• _Aim of the task_
Which lines in the records below hold the word "atque"? Copy each of them.

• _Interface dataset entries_
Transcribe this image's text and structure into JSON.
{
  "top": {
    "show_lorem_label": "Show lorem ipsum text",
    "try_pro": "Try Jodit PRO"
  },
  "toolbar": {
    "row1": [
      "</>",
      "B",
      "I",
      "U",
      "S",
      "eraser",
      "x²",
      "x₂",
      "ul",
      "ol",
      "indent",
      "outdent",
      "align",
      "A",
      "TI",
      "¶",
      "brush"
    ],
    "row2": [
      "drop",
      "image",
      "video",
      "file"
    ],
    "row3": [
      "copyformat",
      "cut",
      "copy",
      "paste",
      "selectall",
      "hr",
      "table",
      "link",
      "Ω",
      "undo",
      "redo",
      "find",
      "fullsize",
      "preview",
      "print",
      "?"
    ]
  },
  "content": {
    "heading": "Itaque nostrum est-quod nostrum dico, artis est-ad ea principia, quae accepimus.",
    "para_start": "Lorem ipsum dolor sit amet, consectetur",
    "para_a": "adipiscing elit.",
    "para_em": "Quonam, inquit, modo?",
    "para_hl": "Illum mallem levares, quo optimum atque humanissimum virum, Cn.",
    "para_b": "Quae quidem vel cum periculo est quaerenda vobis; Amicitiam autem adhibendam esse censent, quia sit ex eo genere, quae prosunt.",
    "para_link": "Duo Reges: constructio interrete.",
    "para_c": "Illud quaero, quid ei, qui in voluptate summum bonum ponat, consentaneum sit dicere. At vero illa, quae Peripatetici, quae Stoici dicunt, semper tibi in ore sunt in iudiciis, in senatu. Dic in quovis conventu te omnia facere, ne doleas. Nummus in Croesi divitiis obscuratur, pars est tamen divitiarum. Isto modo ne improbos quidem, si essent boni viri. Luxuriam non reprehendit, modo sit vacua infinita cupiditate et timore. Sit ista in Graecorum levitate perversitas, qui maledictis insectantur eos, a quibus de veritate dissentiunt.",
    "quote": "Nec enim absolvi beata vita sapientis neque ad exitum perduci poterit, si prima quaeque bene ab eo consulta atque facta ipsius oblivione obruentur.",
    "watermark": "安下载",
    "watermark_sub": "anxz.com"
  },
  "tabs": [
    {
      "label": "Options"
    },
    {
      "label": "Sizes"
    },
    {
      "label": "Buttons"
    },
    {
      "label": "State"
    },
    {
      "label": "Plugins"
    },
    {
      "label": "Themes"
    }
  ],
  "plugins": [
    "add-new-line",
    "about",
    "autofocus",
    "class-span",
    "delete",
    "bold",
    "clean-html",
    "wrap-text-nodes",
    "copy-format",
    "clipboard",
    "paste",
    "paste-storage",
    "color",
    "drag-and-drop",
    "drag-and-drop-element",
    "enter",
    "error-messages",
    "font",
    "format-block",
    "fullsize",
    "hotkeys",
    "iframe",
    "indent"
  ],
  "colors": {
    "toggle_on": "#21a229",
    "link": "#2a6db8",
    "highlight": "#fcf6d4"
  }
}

• _The answer_
    "para_hl": "Illum mallem levares, quo optimum atque humanissimum virum, Cn.",
    "quote": "Nec enim absolvi beata vita sapientis neque ad exitum perduci poterit, si prima quaeque bene ab eo consulta atque facta ipsius oblivione obruentur.",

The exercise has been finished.